The success of Cancun in getting agreement to a deal, even a weak deal, should not be underestimated. The important result is not so much in the content of the deal but the fact of the deal. No doubters are still strong enough to prevent all major nations from agreeing that a deal to create a process to manage the global reduction of emissions is necessary, possible and desirable.
The Telegraph reports that the EU is likely to raise its targets to achieve CO2 emissions in response to the agreement. This in turn would trickle down to the UK and put further pressure on UK Governments to exceed their current targets. Not to increase the target itself, but to shorten the timescale for achieving them.
The language of the agreement is both poetic and corporate, and leaves no room for doubters. Here are some highlights. See the remainder here.
Recognizing that climate change represents an urgent and potentially irreversible threat to human societies and the planet, and thus requires to be urgently addressed by all Parties,
Affirming the legitimate needs of developing country Parties for the achievement of sustained economic growth and the eradication of poverty, so as to be able to deal with climate change,
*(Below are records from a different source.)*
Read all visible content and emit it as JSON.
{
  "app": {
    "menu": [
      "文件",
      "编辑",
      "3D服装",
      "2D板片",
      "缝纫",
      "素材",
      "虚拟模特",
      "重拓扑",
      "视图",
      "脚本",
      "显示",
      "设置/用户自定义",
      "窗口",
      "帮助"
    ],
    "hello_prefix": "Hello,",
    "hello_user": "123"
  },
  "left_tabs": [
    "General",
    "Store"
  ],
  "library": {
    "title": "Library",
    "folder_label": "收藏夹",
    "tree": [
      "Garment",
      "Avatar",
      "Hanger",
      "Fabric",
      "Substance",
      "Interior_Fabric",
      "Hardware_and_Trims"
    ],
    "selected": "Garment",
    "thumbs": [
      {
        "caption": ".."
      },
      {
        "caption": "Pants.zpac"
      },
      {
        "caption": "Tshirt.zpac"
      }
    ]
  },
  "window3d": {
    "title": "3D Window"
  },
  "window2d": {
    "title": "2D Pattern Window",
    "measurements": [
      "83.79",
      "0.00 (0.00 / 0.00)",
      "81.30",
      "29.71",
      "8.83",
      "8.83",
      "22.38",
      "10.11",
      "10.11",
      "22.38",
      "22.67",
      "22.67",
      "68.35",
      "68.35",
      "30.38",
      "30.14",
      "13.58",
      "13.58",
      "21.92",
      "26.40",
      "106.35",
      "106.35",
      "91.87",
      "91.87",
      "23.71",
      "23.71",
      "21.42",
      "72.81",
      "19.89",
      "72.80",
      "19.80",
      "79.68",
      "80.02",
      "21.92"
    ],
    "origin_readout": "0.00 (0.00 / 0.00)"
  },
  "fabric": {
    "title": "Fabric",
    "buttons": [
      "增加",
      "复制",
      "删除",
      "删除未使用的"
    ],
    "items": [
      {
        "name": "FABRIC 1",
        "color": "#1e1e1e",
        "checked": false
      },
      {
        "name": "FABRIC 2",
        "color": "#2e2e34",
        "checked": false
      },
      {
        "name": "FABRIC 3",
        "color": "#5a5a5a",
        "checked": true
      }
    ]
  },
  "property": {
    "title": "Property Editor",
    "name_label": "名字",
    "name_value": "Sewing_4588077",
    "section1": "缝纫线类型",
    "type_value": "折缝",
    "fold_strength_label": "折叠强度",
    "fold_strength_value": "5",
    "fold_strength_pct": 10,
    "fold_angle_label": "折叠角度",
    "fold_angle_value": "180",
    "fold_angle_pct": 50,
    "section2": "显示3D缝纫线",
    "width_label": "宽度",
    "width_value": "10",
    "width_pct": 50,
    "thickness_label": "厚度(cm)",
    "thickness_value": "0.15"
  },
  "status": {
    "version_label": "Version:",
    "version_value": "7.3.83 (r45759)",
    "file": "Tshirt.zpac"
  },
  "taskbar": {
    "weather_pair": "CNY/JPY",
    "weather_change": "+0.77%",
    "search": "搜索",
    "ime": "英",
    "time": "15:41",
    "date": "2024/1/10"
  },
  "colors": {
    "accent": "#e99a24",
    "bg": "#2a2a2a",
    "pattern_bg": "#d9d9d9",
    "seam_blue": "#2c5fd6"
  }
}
Noting resolution 10/4 of the United Nations Human Rights Council on human rights and climate change, which recognizes that the adverse effects of climate change have a range of direct and indirect implications for the effective enjoyment of human rights and that the effects of climate change will be felt most acutely by those segments of the population that are already vulnerable owing to geography, gender, age, indigenous or minority status and disability.